A reader is having a hard time retrieving a lost password for a Microsoft email account. Microsoft email addresses include those ending with outlook.com, hotmail.com, livemail.com, and msn.com.
“I get all the way to signing in and run into a stop, cause of my password. I get to the site to change the password, but run into the problem of their not responding to me because I don’t do text and etc or have a “new-fangled phone” for them to send me a password and if I enter my home or cell number, I get a message then cannot send to it?”
When you set up your contact information with Microsoft in case you need to retrieve your password, you have four options. You can choose to receive a text, a phone call, use a smartphone app, or put in an alternate email address where they will email you a reset code. If you haven’t put in an alternate address (or can’t remember it or no longer have access to that address), try the following.
If you don’t have or can’t get to your security info (your alternate phone number or email address), click I didn’t get a code when you’re prompted for a code at sign-in, or I don’t have access to these when you’re resetting your password, then follow the instructions.
You may be asked to fill out a security questionnaire. You’ll be asked for info, like the subject lines of email you recently sent from your account, your birthdate, credit card info, and other details only you would know. You don’t have to know every answer, and it’s ok to be close if you don’t know the exact answer.
The best way to avoid this issue is to make sure your account security contact info is up-to-date before there’s an issue. To make sure this doesn’t happen to you’ll want to check in every few months and make sure your information is up-to-date with Microsoft. click here to go to the Microsoft Security Basics Page. Sign in to your account. Click on Update your security info.
You’ll need to confirm your password.
You’ll be able to add or change the contact phone number for the account.
If you don’t have a phone capable of receiving texts, you can ask to be called instead.

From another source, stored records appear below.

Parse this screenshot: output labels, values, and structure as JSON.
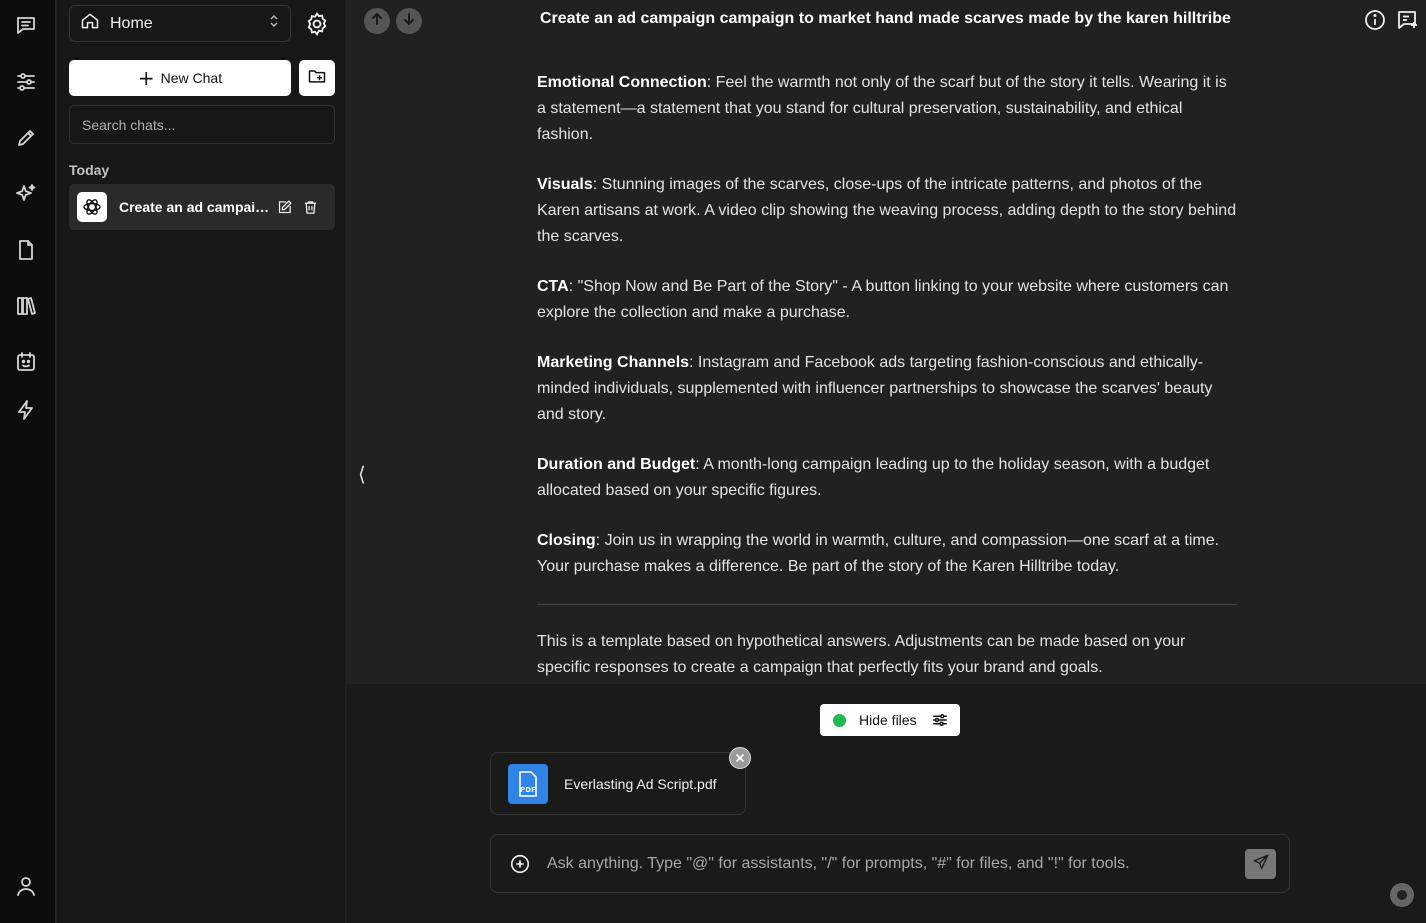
{
  "rail": {
    "items": [
      {
        "icon": "chat-icon"
      },
      {
        "icon": "sliders-icon"
      },
      {
        "icon": "pencil-icon"
      },
      {
        "icon": "sparkles-icon"
      },
      {
        "icon": "file-icon"
      },
      {
        "icon": "library-icon"
      },
      {
        "icon": "calendar-bot-icon"
      },
      {
        "icon": "lightning-icon"
      }
    ],
    "bottom_icon": "user-icon"
  },
  "sidebar": {
    "workspace_label": "Home",
    "new_chat_label": "New Chat",
    "search_placeholder": "Search chats...",
    "section_today": "Today",
    "chats": [
      {
        "title": "Create an ad campaign campaign to market hand made scarves made by the karen hilltribe"
      }
    ]
  },
  "header": {
    "title": "Create an ad campaign campaign to market hand made scarves made by the karen hilltribe"
  },
  "messages": {
    "sections": [
      {
        "heading": "Emotional Connection",
        "body": ": Feel the warmth not only of the scarf but of the story it tells. Wearing it is a statement—a statement that you stand for cultural preservation, sustainability, and ethical fashion."
      },
      {
        "heading": "Visuals",
        "body": ": Stunning images of the scarves, close-ups of the intricate patterns, and photos of the Karen artisans at work. A video clip showing the weaving process, adding depth to the story behind the scarves."
      },
      {
        "heading": "CTA",
        "body": ": \"Shop Now and Be Part of the Story\" - A button linking to your website where customers can explore the collection and make a purchase."
      },
      {
        "heading": "Marketing Channels",
        "body": ": Instagram and Facebook ads targeting fashion-conscious and ethically-minded individuals, supplemented with influencer partnerships to showcase the scarves' beauty and story."
      },
      {
        "heading": "Duration and Budget",
        "body": ": A month-long campaign leading up to the holiday season, with a budget allocated based on your specific figures."
      },
      {
        "heading": "Closing",
        "body": ": Join us in wrapping the world in warmth, culture, and compassion—one scarf at a time. Your purchase makes a difference. Be part of the story of the Karen Hilltribe today."
      }
    ],
    "footer_note": "This is a template based on hypothetical answers. Adjustments can be made based on your specific responses to create a campaign that perfectly fits your brand and goals."
  },
  "collapse_toggle": "⟨",
  "files": {
    "toggle_label": "Hide files",
    "status_color": "#1fb954",
    "attached": [
      {
        "name": "Everlasting Ad Script.pdf",
        "type_label": "PDF",
        "badge_color": "#2f84e6"
      }
    ]
  },
  "composer": {
    "placeholder": "Ask anything. Type \"@\" for assistants, \"/\" for prompts, \"#\" for files, and \"!\" for tools."
  }
}
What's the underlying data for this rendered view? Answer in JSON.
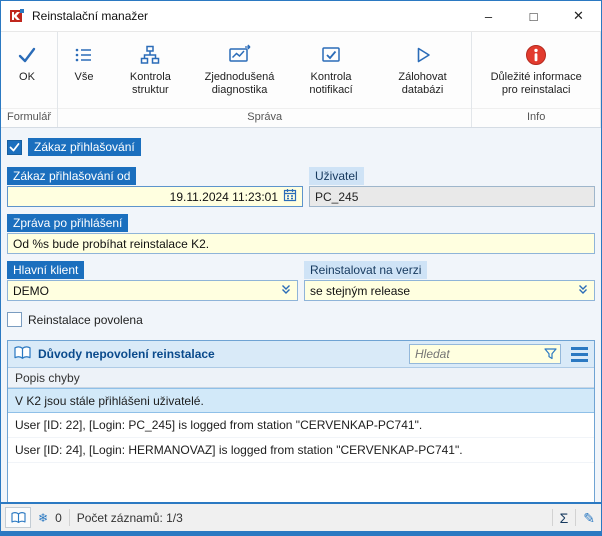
{
  "window": {
    "title": "Reinstalační manažer"
  },
  "titlebar": {
    "minimize": "–",
    "maximize": "□",
    "close": "✕"
  },
  "toolbar": {
    "groups": [
      {
        "label": "Formulář",
        "buttons": [
          {
            "label": "OK",
            "icon": "ok-check-icon"
          }
        ]
      },
      {
        "label": "Správa",
        "buttons": [
          {
            "label": "Vše",
            "icon": "list-icon"
          },
          {
            "label": "Kontrola struktur",
            "icon": "structure-icon"
          },
          {
            "label": "Zjednodušená diagnostika",
            "icon": "diagnostics-icon"
          },
          {
            "label": "Kontrola notifikací",
            "icon": "notification-check-icon"
          },
          {
            "label": "Zálohovat databázi",
            "icon": "backup-play-icon"
          }
        ]
      },
      {
        "label": "Info",
        "buttons": [
          {
            "label": "Důležité informace pro reinstalaci",
            "icon": "important-info-icon"
          }
        ]
      }
    ]
  },
  "form": {
    "ban_checkbox": {
      "label": "Zákaz přihlašování",
      "checked": true
    },
    "ban_from": {
      "label": "Zákaz přihlašování od",
      "value": "19.11.2024 11:23:01"
    },
    "user": {
      "label": "Uživatel",
      "value": "PC_245"
    },
    "message": {
      "label": "Zpráva po přihlášení",
      "value": "Od %s bude probíhat reinstalace K2."
    },
    "main_client": {
      "label": "Hlavní klient",
      "value": "DEMO"
    },
    "reinstall_version": {
      "label": "Reinstalovat na verzi",
      "value": "se stejným release"
    },
    "allowed_checkbox": {
      "label": "Reinstalace povolena",
      "checked": false
    }
  },
  "grid": {
    "title": "Důvody nepovolení reinstalace",
    "search_placeholder": "Hledat",
    "column_header": "Popis chyby",
    "rows": [
      {
        "text": "V K2 jsou stále přihlášeni uživatelé.",
        "selected": true
      },
      {
        "text": "User [ID: 22], [Login: PC_245] is logged from station \"CERVENKAP-PC741\".",
        "selected": false
      },
      {
        "text": "User [ID: 24], [Login: HERMANOVAZ] is logged from station \"CERVENKAP-PC741\".",
        "selected": false
      }
    ]
  },
  "statusbar": {
    "counter": "0",
    "records": "Počet záznamů: 1/3"
  },
  "icons": {
    "snowflake": "❄",
    "sigma": "Σ",
    "pencil": "✎"
  },
  "colors": {
    "accent_blue": "#2b79c2",
    "required_label_bg": "#1b6fbe",
    "input_yellow": "#ffffe0",
    "selected_row": "#d2e9f9",
    "info_red": "#e23b2e"
  }
}
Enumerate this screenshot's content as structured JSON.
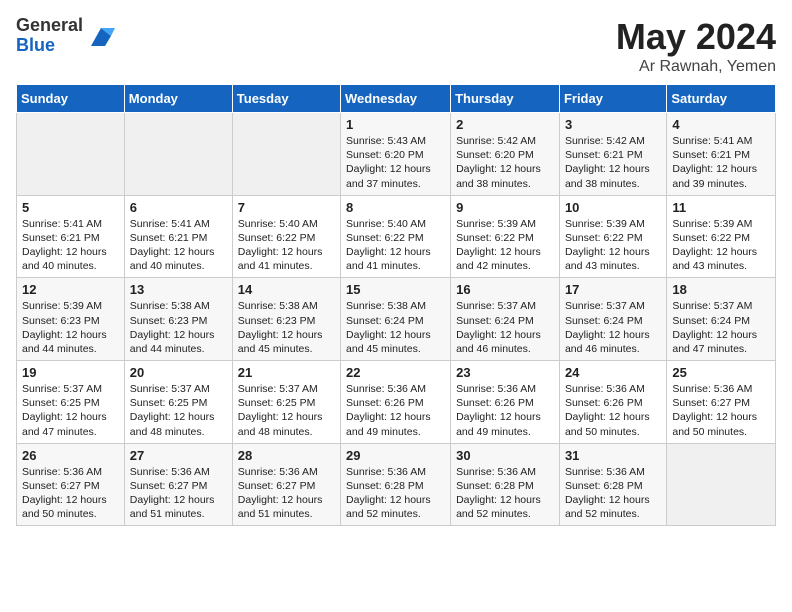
{
  "header": {
    "logo_general": "General",
    "logo_blue": "Blue",
    "month_title": "May 2024",
    "location": "Ar Rawnah, Yemen"
  },
  "weekdays": [
    "Sunday",
    "Monday",
    "Tuesday",
    "Wednesday",
    "Thursday",
    "Friday",
    "Saturday"
  ],
  "weeks": [
    [
      {
        "day": "",
        "info": ""
      },
      {
        "day": "",
        "info": ""
      },
      {
        "day": "",
        "info": ""
      },
      {
        "day": "1",
        "info": "Sunrise: 5:43 AM\nSunset: 6:20 PM\nDaylight: 12 hours\nand 37 minutes."
      },
      {
        "day": "2",
        "info": "Sunrise: 5:42 AM\nSunset: 6:20 PM\nDaylight: 12 hours\nand 38 minutes."
      },
      {
        "day": "3",
        "info": "Sunrise: 5:42 AM\nSunset: 6:21 PM\nDaylight: 12 hours\nand 38 minutes."
      },
      {
        "day": "4",
        "info": "Sunrise: 5:41 AM\nSunset: 6:21 PM\nDaylight: 12 hours\nand 39 minutes."
      }
    ],
    [
      {
        "day": "5",
        "info": "Sunrise: 5:41 AM\nSunset: 6:21 PM\nDaylight: 12 hours\nand 40 minutes."
      },
      {
        "day": "6",
        "info": "Sunrise: 5:41 AM\nSunset: 6:21 PM\nDaylight: 12 hours\nand 40 minutes."
      },
      {
        "day": "7",
        "info": "Sunrise: 5:40 AM\nSunset: 6:22 PM\nDaylight: 12 hours\nand 41 minutes."
      },
      {
        "day": "8",
        "info": "Sunrise: 5:40 AM\nSunset: 6:22 PM\nDaylight: 12 hours\nand 41 minutes."
      },
      {
        "day": "9",
        "info": "Sunrise: 5:39 AM\nSunset: 6:22 PM\nDaylight: 12 hours\nand 42 minutes."
      },
      {
        "day": "10",
        "info": "Sunrise: 5:39 AM\nSunset: 6:22 PM\nDaylight: 12 hours\nand 43 minutes."
      },
      {
        "day": "11",
        "info": "Sunrise: 5:39 AM\nSunset: 6:22 PM\nDaylight: 12 hours\nand 43 minutes."
      }
    ],
    [
      {
        "day": "12",
        "info": "Sunrise: 5:39 AM\nSunset: 6:23 PM\nDaylight: 12 hours\nand 44 minutes."
      },
      {
        "day": "13",
        "info": "Sunrise: 5:38 AM\nSunset: 6:23 PM\nDaylight: 12 hours\nand 44 minutes."
      },
      {
        "day": "14",
        "info": "Sunrise: 5:38 AM\nSunset: 6:23 PM\nDaylight: 12 hours\nand 45 minutes."
      },
      {
        "day": "15",
        "info": "Sunrise: 5:38 AM\nSunset: 6:24 PM\nDaylight: 12 hours\nand 45 minutes."
      },
      {
        "day": "16",
        "info": "Sunrise: 5:37 AM\nSunset: 6:24 PM\nDaylight: 12 hours\nand 46 minutes."
      },
      {
        "day": "17",
        "info": "Sunrise: 5:37 AM\nSunset: 6:24 PM\nDaylight: 12 hours\nand 46 minutes."
      },
      {
        "day": "18",
        "info": "Sunrise: 5:37 AM\nSunset: 6:24 PM\nDaylight: 12 hours\nand 47 minutes."
      }
    ],
    [
      {
        "day": "19",
        "info": "Sunrise: 5:37 AM\nSunset: 6:25 PM\nDaylight: 12 hours\nand 47 minutes."
      },
      {
        "day": "20",
        "info": "Sunrise: 5:37 AM\nSunset: 6:25 PM\nDaylight: 12 hours\nand 48 minutes."
      },
      {
        "day": "21",
        "info": "Sunrise: 5:37 AM\nSunset: 6:25 PM\nDaylight: 12 hours\nand 48 minutes."
      },
      {
        "day": "22",
        "info": "Sunrise: 5:36 AM\nSunset: 6:26 PM\nDaylight: 12 hours\nand 49 minutes."
      },
      {
        "day": "23",
        "info": "Sunrise: 5:36 AM\nSunset: 6:26 PM\nDaylight: 12 hours\nand 49 minutes."
      },
      {
        "day": "24",
        "info": "Sunrise: 5:36 AM\nSunset: 6:26 PM\nDaylight: 12 hours\nand 50 minutes."
      },
      {
        "day": "25",
        "info": "Sunrise: 5:36 AM\nSunset: 6:27 PM\nDaylight: 12 hours\nand 50 minutes."
      }
    ],
    [
      {
        "day": "26",
        "info": "Sunrise: 5:36 AM\nSunset: 6:27 PM\nDaylight: 12 hours\nand 50 minutes."
      },
      {
        "day": "27",
        "info": "Sunrise: 5:36 AM\nSunset: 6:27 PM\nDaylight: 12 hours\nand 51 minutes."
      },
      {
        "day": "28",
        "info": "Sunrise: 5:36 AM\nSunset: 6:27 PM\nDaylight: 12 hours\nand 51 minutes."
      },
      {
        "day": "29",
        "info": "Sunrise: 5:36 AM\nSunset: 6:28 PM\nDaylight: 12 hours\nand 52 minutes."
      },
      {
        "day": "30",
        "info": "Sunrise: 5:36 AM\nSunset: 6:28 PM\nDaylight: 12 hours\nand 52 minutes."
      },
      {
        "day": "31",
        "info": "Sunrise: 5:36 AM\nSunset: 6:28 PM\nDaylight: 12 hours\nand 52 minutes."
      },
      {
        "day": "",
        "info": ""
      }
    ]
  ]
}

Anytime you change your phone number or perhaps switch ISPs, you’ll want to make sure this information changes as well. As with everything in life, an ounce of prevention is worth a pound of cure.